Task prompt:
Copy out, from the entries below, each line that holds the string "dots".

Stored dataset items
□ □ □ □ □ □ □

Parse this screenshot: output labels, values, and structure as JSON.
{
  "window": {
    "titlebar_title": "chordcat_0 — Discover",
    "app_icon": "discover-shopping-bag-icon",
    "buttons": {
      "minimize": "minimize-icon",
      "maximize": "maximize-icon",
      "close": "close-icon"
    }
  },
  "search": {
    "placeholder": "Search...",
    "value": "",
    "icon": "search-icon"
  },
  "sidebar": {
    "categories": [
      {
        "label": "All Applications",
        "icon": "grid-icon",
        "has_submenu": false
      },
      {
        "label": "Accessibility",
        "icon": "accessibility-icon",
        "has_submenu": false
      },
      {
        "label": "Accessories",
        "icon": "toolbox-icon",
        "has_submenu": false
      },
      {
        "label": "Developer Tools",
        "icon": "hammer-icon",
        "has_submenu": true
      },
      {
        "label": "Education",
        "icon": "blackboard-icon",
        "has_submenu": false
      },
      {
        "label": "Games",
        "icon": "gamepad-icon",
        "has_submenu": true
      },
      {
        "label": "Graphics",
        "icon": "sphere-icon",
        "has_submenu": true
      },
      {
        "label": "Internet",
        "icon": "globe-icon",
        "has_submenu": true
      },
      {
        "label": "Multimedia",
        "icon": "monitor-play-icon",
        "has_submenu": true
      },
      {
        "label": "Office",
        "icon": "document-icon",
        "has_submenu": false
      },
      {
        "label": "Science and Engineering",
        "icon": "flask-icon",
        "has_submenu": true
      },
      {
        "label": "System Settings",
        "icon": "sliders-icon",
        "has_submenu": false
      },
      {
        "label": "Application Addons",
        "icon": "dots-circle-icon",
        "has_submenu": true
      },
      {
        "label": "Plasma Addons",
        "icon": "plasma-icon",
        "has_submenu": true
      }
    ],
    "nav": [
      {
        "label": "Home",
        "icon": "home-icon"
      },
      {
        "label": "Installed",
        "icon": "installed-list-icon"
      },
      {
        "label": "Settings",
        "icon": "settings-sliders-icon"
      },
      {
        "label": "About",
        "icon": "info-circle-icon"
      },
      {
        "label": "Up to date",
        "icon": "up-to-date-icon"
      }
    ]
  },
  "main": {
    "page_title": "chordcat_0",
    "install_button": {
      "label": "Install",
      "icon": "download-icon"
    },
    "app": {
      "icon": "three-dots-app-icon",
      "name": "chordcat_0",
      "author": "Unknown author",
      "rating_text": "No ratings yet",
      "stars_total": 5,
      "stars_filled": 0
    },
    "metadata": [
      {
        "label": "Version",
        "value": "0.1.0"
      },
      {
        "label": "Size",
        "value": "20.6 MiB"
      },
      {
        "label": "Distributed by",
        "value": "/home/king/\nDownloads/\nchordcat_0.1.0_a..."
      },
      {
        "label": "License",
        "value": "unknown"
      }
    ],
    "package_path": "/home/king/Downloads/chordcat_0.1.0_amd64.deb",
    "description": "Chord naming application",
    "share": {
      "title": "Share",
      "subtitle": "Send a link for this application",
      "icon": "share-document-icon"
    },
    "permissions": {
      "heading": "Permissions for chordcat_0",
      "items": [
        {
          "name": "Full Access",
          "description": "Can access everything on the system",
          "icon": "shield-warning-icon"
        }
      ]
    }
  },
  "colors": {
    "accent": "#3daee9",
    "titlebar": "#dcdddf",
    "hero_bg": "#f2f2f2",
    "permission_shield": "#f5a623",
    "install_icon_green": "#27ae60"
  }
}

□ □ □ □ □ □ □

Answer for this exercise:
        "icon": "dots-circle-icon",
      "icon": "three-dots-app-icon",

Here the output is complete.